John McMullen

The sample size in the Doug Pederson era is now large enough to make certain assumptions.

And when it comes to the offensive backfield, the Philadelphia Eagles coach is going to default to a committee approach.

The first day of this series looked at the quarerback position.

Through free agency to date, the Eagles have suffered a net loss when Jordan Howard took a two-year deal in Miami and the organization itself decided not to tender Super Bowl LII hero and South Jersey native Corey Clement. 

Add in the retirement of Darren Sproles and the cupboard is somewhat bare after Miles Sanders, the presumptive RB1 after an excellent rookie season, and the undersized Boston Scott, who flashed plenty of juice when forced into action late last season.

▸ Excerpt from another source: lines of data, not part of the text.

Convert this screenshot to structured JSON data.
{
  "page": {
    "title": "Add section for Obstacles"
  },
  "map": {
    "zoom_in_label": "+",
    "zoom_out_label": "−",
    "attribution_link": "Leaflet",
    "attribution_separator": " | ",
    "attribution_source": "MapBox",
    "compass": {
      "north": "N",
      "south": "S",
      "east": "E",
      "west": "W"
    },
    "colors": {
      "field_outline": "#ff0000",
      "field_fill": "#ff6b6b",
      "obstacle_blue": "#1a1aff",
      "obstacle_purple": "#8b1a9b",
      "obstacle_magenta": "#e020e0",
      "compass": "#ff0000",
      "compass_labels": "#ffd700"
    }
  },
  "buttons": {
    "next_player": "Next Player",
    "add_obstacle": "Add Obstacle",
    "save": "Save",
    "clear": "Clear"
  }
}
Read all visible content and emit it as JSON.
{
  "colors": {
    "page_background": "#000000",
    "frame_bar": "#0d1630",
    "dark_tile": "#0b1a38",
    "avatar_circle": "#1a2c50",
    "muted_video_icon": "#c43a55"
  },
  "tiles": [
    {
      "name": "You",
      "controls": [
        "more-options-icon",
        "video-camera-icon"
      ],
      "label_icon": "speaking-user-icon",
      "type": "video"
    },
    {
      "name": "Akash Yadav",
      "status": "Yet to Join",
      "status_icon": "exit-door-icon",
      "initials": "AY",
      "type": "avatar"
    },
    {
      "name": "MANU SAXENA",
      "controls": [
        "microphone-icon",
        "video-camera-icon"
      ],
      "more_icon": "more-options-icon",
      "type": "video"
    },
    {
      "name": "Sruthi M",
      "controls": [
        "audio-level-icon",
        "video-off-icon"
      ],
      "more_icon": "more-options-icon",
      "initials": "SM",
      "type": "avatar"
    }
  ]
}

The only other body on the roster at the position is late-season pickup Elijah Holyfield, the son of the former heavyweight boxing champion of the world Evander Holyfield.

The need seems obvious, an inside-the-tackle, move-the-chains type as a complement to Sanders similar to Howard was before a mysterious shoulder stinger essentially ended his 2019 campaign.

Sanders was actually No. 2 before the Howard injury but excelled in his absence, so the former Penn State star is and second-round pick from the 2019 draft is set as the RB1 with Scott fitting in as the third-down back, the heir-apparent to what Sproles once offered before the injuries derailed his last few seasons. The thunder to the lightning on hand could be found in the middle rounds of the draft later this month..

At 6-foot and 247 pounds, Boston College’s A.J. Dillon could be just what the doctor ordered there as a big productive back who was a three-year starter with a different brand of Eagles, amassing 4,382 yards and 38 touchdowns during his three college seasons.

He’s a proven finisher in the red zone and knowing Duce Staley, the Eagles would ask Dillion to drop 10 or so pounds in an effort to squeeze a little more explosiveness out of the package and start to implement at least the threat of catching the football on occasion.

That’s how Clement went from bruising star at Wisconsin to a contributor as a rookie despite going undrafted due to a perceived lack of speed.

“I put on a lot more muscle,” said Dillon of his bulky frame back at the NFL Scouting Combine. “I had 7.8 percent body fat, so I mean there's a lot of muscle behind it. It's not bad weight.”

As you might imagine Dillon has focused on bigger backs to mold his game after, starting with Le’Veon Bell, once an oversized back at Michigan State who lost some of the weight and developed into one of the more dominant backs in the NFL.

“I like to take bits and pieces from people's game," said Diloon. "I look at Leveon Bell's patience, Leonard Fournette, the way he runs a ball with speed ... it's an aggressive running style, Saquon's explosiveness, Steven Jackson back in the day with the Rams, that's how he ran to not really be denied yards. So, I mean, I'm constantly trying to develop, so I'm excited now have the opportunity to show teams that.”

If the Eagles do take the leap they will be getting “a player who can do everything on the field,” said Dillon.

“I've got size, obviously that's just God-given, but I have speed, I can catch the ball, pass protect. So I bring everything to the table.”


Vision - J.K. Dobbins, Ohio State - An Alvin Kamara-type runner who runs confidently and has a feel for holes that are about to open.

Power - Clyde Edwards-Helaire, LSU - At just 5-8, Edwards-Helaire is built like a bowling bowl and often bounces off contact.

Get to the Edge - Anthony McFarland, Maryland - McFarland could beat anyone in the country to the edge at Maryland and could develop into a real weapon as a change-up at the NFL level.

Receiver - Eno Benjamin, Arizona State - The highly-productive Pac-12 back was used very effectively in the passing game at ASU and will have a leg up on most who have to learn their roles in different offenses.

Goal-line - A.J. Dillon, Boston College - Nearly 250 pounds and almost 40 touchdowns tells you all you need to know about Dillon pushing a pile.

Blitz Pickup - D’Andre Swift - So many young backs have to be taken off the field in obvious passing situations because they well get the QB killed when failing to pick up the blitz. What puts Swift over the top for most scouts as the No. 1 back in the class is his technique and competitiveness as a blocker.


1. D’Andre Swift, Georgia

2. Jonathan Taylor, Wisconsin

3. J.K. Dobbins, Ohio State

4. Clyde Edwards-Helaire, LSU

5. Zack Moss, Utah

6. Cam Akers, Florida State

7. Eno Benjamin, Arizona State

8. Darrynton Evans, Appalachian State

9. A.J. Dillon, Boston College

10. Rico Dowdle, South Carolina

Sleeper - Levante Bellamy, Western Michigan

Boom or Bust - Jonathan Taylor, Wisconsin

John McMullen covers the Eagles for SI.com. You can listen to John every day at 4 ET on ESPN 97.3 in South Jersey and reach him at jmcmullen44@gmail.com or on Twitter @JFMcMullen